This team has been aggregating CAD storage and data for some time on SharePoint, and are leveraging that on their hosted SharePoint Cloud. They have vast knowledge and experience in dealing with CAD model data management and have already been involved in Inventor upload add-ins. I am very much hoping for a design and manufacturing specific SharePoint app release for Office 365 Small and Medium business in the near future.

SharePoint and Office 365

SharePoint as part of Office 365 is emerging as a real contender for the small design market. How is that? SharePoint sucks right?

Well, yes and no.

The SharePoint interface itself is clunky, not really design component or process related, and it is still a collection of poorly joined resources, but let’s look at it as a Platform instead.

SharePoint Site Image with Database

Every purchase of Office 365 Small and Medium Business gets you a SharePoint cloud site and a large amount of storage. The current version is 2013 and has been substantially cleaned up which makes it reasonably functional.

* Easy to use and pre-configured collaborative and project management spaces

* Document versioning and control

* Smooth Outlook and Office integration are valuable tools as well

* Pre-configured, streamlined Exchange servers on Microsoft’s Azure server

* Tons of storage with triple redundancy backups

…at no additional cost to your Office licenses. That means that almost every licensed user will have access to a SharePoint cloud site, all their collaboration and records, and their versioned data files in a controlled and secured environment.

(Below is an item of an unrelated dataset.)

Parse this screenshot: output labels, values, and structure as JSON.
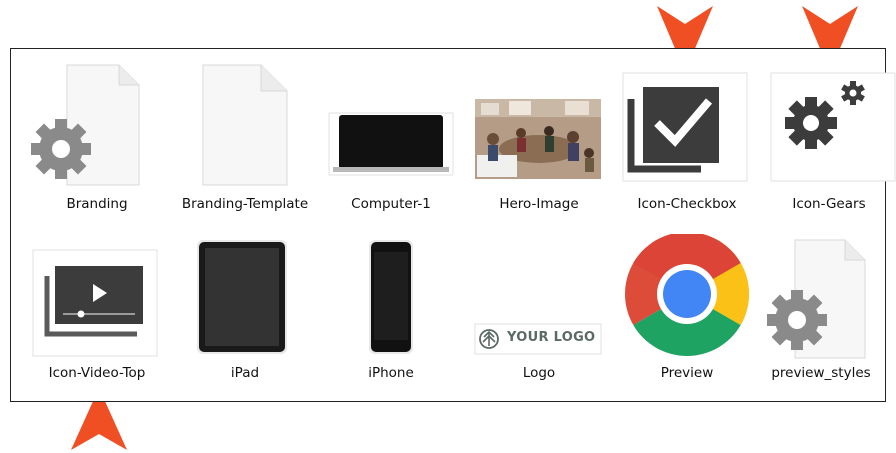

Get this: as one Microsoft engineer told me, you can license only the in-house seats you need, but invite the entire world to collaborate with no additional cost. This is hugely significant considering that other services require each invited collaborator to occupy one of your paid seats. Microsoft is pushing collaboration on SharePoint hard.

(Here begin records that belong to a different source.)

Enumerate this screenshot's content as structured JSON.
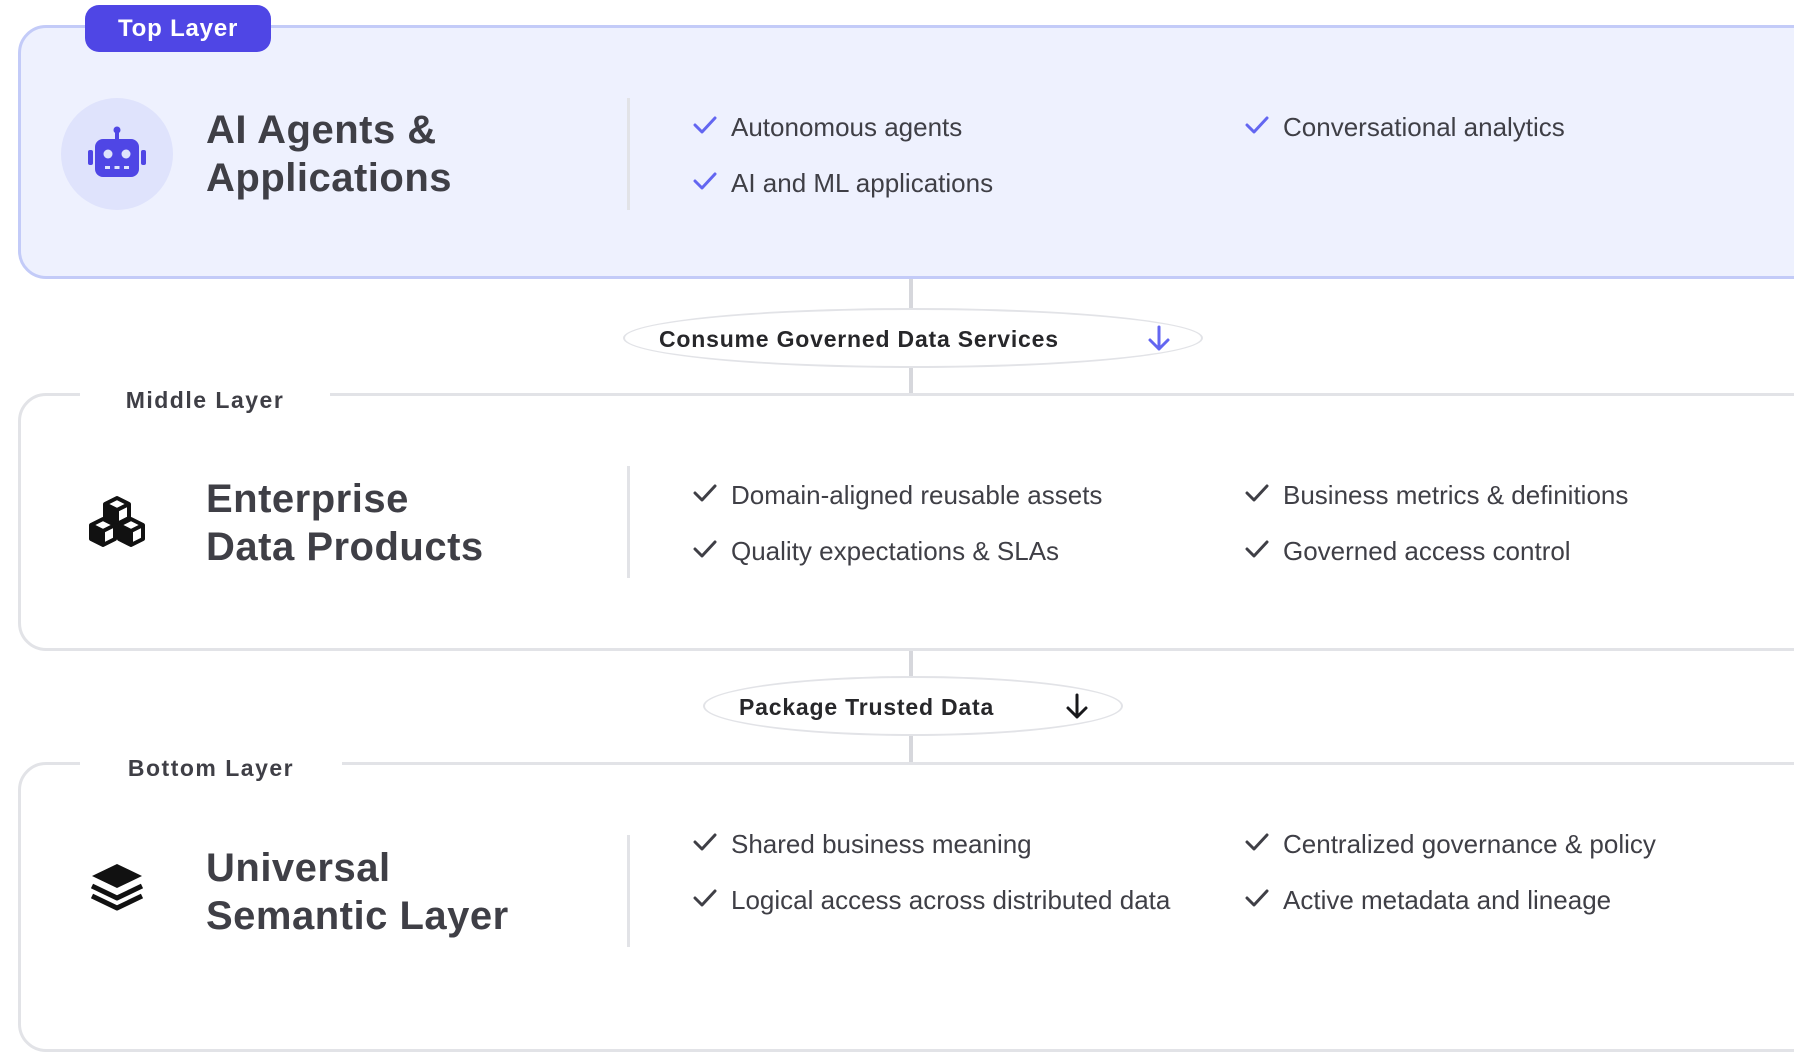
{
  "layers": [
    {
      "tag": "Top Layer",
      "icon": "robot-icon",
      "title_lines": [
        "AI Agents &",
        "Applications"
      ],
      "features": [
        "Autonomous agents",
        "Conversational analytics",
        "AI and ML applications"
      ]
    },
    {
      "tag": "Middle Layer",
      "icon": "cubes-icon",
      "title_lines": [
        "Enterprise",
        "Data Products"
      ],
      "features": [
        "Domain-aligned reusable assets",
        "Business metrics & definitions",
        "Quality expectations & SLAs",
        "Governed access control"
      ]
    },
    {
      "tag": "Bottom Layer",
      "icon": "layers-icon",
      "title_lines": [
        "Universal",
        "Semantic Layer"
      ],
      "features": [
        "Shared business meaning",
        "Centralized governance & policy",
        "Logical access across distributed data",
        "Active metadata and lineage"
      ]
    }
  ],
  "connectors": [
    {
      "label": "Consume Governed Data Services",
      "arrow": "arrow-down-icon",
      "color": "#6366f1"
    },
    {
      "label": "Package Trusted Data",
      "arrow": "arrow-down-icon",
      "color": "#18181b"
    }
  ],
  "colors": {
    "accent": "#4f46e5",
    "accent_light": "#eef1fe",
    "accent_border": "#c3cbf8",
    "neutral_border": "#e2e3e7",
    "text": "#3f3f46"
  }
}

Also Microsoft is heavily investing in the SharePoint App approach, where companies can develop custom apps that run inside the SharePoint team-site envelope. This means that 3rd-party vendors van develop well-customized data, forms UI, and workflows that can leverage the existing data structures, managed storage, and collaborative spaces, and provide design firms with a powerful well rounded solution.

All the SMB design industry needs is a solid 3rd-3rd party SharePoint application and it’ll be on like Donkey-Kong.

Why is 2015 Significant?

I believe that 2015 will be the baseline for the SMB data management service. Companies are racing to develop useful tools that are reasonably CAD Agnostic, and meets the collaborative, aggregate, storage, discoverability, and accessibility needs that have become so evident in the last few years.

What is more important is that the company that delivers a complete, easy to use, extremely configurable deep-search tool that stores, catalogues, aggregates, and secures design models and data, with customizable form UI, and accessible storage and delivery pipeline by the end of 2015 will set the stage for how small companies will collaborate, and will shape the way we work in the near future.

Will GrabCAD with its beautiful collaborative and viewing interface bring enough management tools to the party? Will Autodesk 360’s integration with Autodesk PLM really tie together all the parts we need in a useful, non-frustrating way? Will one of the fledgling data management vendors put together a comprehensive SharePoint Cloud app that better aggregates data and offers CAD model viewing?

If any of these things occur, D&M will likely be the first company to purchase seats.